We have all heard it before about how growing old sucks and the body breaks down. If I had a penny for every time someone had told me ‘once you hit 30 you just don’t recover like you used to’ then I suppose I would have a lot of pennies. Well trust me, the pain of age starts from much earlier than 30 years old!
I am referring to growing pains. Those sore heels, sore knees and joints that are reacting to the body’s development and progression and really restricting a youngster’s ability to muck around with their mates or play in competitive sport. Unfortunately, these pains tend to strike us down when we are at our most active, meaning those younger pre-teen and early teen years where people are playing 3-4 different sports, trying to figure out which one they are going to be a professional superstar at later in life.
What I wanted to discuss is the best general management for growing pains and how you can identify them from other nastier injuries.
Below are two really common growing pain diagnosis:
Severs Disease – Pain in the back of the heel, affecting running/jumping athletes. This is where the growth plate on the calcaneus begins to fuse but the tension from the Achilles tendon creates some stress, resulting in pain.
Osgood Schlatter’s Disease – Pain in the front of the knee/top of the shin where the tendon from the knee cap attaches. Multifactorial injury where growing bones and muscles as well as stress from the tendon pulling onto a growth plate causes inflammation and pain. Really affecting high impact landing/jumping sports and cycling/running.
For both of these presentations there a few simple things that you can do to manage the pain.
Here are my 4 big tips:

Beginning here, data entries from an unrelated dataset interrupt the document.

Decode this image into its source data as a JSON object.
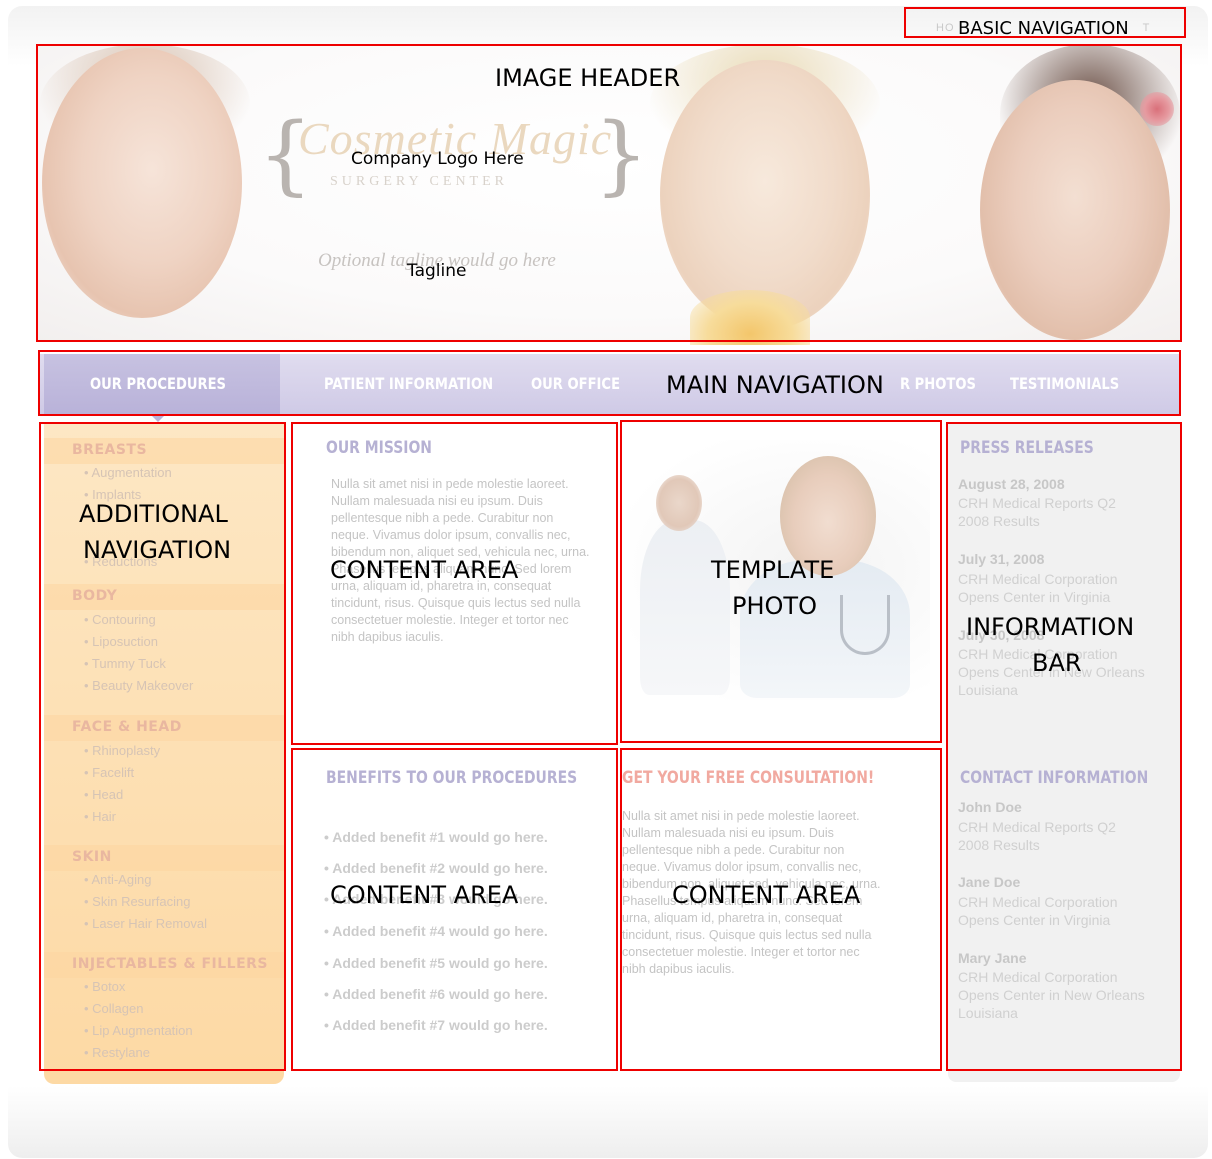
{
  "annotations": {
    "basic_navigation": "BASIC NAVIGATION",
    "image_header": "IMAGE HEADER",
    "company_logo": "Company Logo Here",
    "tagline": "Tagline",
    "main_navigation": "MAIN NAVIGATION",
    "additional_navigation_1": "ADDITIONAL",
    "additional_navigation_2": "NAVIGATION",
    "content_area": "CONTENT AREA",
    "template_photo_1": "TEMPLATE",
    "template_photo_2": "PHOTO",
    "information_bar_1": "INFORMATION",
    "information_bar_2": "BAR"
  },
  "header": {
    "basic_nav_partial": "HO",
    "basic_nav_suffix": "T",
    "logo_script": "Cosmetic Magic",
    "logo_sub": "SURGERY CENTER",
    "tagline_ghost": "Optional tagline would go here"
  },
  "main_nav": {
    "items": [
      "OUR PROCEDURES",
      "PATIENT INFORMATION",
      "OUR OFFICE",
      "R PHOTOS",
      "TESTIMONIALS"
    ]
  },
  "sidebar": {
    "categories": [
      "BREASTS",
      "BODY",
      "FACE & HEAD",
      "SKIN",
      "INJECTABLES & FILLERS"
    ],
    "links": {
      "breasts": [
        "• Augmentation",
        "• Implants",
        "• Reductions"
      ],
      "body": [
        "• Contouring",
        "• Liposuction",
        "• Tummy Tuck",
        "• Beauty Makeover"
      ],
      "face_head": [
        "• Rhinoplasty",
        "• Facelift",
        "• Head",
        "• Hair"
      ],
      "skin": [
        "• Anti-Aging",
        "• Skin Resurfacing",
        "• Laser Hair Removal"
      ],
      "injectables": [
        "• Botox",
        "• Collagen",
        "• Lip Augmentation",
        "• Restylane"
      ]
    }
  },
  "mission": {
    "heading": "OUR MISSION",
    "body": "Nulla sit amet nisi in pede molestie laoreet. Nullam malesuada nisi eu ipsum. Duis pellentesque nibh a pede. Curabitur non neque. Vivamus dolor ipsum, convallis nec, bibendum non, aliquet sed, vehicula nec, urna. Phasellus tempus aliquam nunc. Sed lorem urna, aliquam id, pharetra in, consequat tincidunt, risus. Quisque quis lectus sed nulla consectetuer molestie. Integer et tortor nec nibh dapibus iaculis."
  },
  "benefits": {
    "heading": "BENEFITS TO OUR PROCEDURES",
    "items": [
      "• Added benefit #1 would go here.",
      "• Added benefit #2 would go here.",
      "• Added benefit #3 would go here.",
      "• Added benefit #4 would go here.",
      "• Added benefit #5 would go here.",
      "• Added benefit #6 would go here.",
      "• Added benefit #7 would go here."
    ]
  },
  "consultation": {
    "heading": "GET YOUR FREE CONSULTATION!",
    "body": "Nulla sit amet nisi in pede molestie laoreet. Nullam malesuada nisi eu ipsum. Duis pellentesque nibh a pede. Curabitur non neque. Vivamus dolor ipsum, convallis nec, bibendum non, aliquet sed, vehicula nec, urna. Phasellus tempus aliquam nunc. Sed lorem urna, aliquam id, pharetra in, consequat tincidunt, risus. Quisque quis lectus sed nulla consectetuer molestie. Integer et tortor nec nibh dapibus iaculis."
  },
  "press": {
    "heading": "PRESS RELEASES",
    "items": [
      {
        "date": "August 28, 2008",
        "text": "CRH Medical Reports Q2 2008 Results"
      },
      {
        "date": "July 31, 2008",
        "text": "CRH Medical Corporation Opens Center in Virginia"
      },
      {
        "date": "July 30, 2008",
        "text": "CRH Medical Corporation Opens Center in New Orleans Louisiana"
      }
    ]
  },
  "contact": {
    "heading": "CONTACT INFORMATION",
    "items": [
      {
        "name": "John Doe",
        "text": "CRH Medical Reports Q2 2008 Results"
      },
      {
        "name": "Jane Doe",
        "text": "CRH Medical Corporation Opens Center in Virginia"
      },
      {
        "name": "Mary Jane",
        "text": "CRH Medical Corporation Opens Center in New Orleans Louisiana"
      }
    ]
  },
  "colors": {
    "annotation_border": "#ee0000",
    "nav_bar": "#cfcae6",
    "sidebar": "#fdd9a4",
    "heading_ghost": "#b6b1d3",
    "consult_heading": "#f1a9a0"
  }
}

The use of ice is really helpful in these injuries to de-sensitise the tissues which are being affected which will reduce the pain response. Some anti-inflammatory affects may also result from the ice. I recommend use of an ice pack during and after any sports.
2. Manage Load:
The repetitive trauma to these areas causes more and more pain, so it is important that where possible the individual affected cuts out unnecessary activity. This means that if the goal is to play netball on the weekend, limit the long training sessions during the week or take a break from the social volleyball game.
3. See a Physio/Podiatrist:
These professions are really good at analysing movement patterns and the biomechanics of a person’ legs to see where there are any weaknesses or potential for improvement. Quite often children with these injuries have various biomechanical deficiencies and can improve much more rapidly with some exercises and strategies to address these.
4. Allow Time:
Unfortunately, these injuries do not heal and fix themselves overnight so you are required to be patient with the body and allow it to grow, fuse up the growth plates and respond to any exercises and strategies that you implement. Quite often these injuries can linger for anywhere between 12-18 months.
Growing old is not a fun process, whether that is at 80 years, 30 years or 12 years of age. As the body adapts to various physiological process’ so must our mindset towards exercise and activity. So if you are suspecting that someone you know has these types of pain, give my advice a go!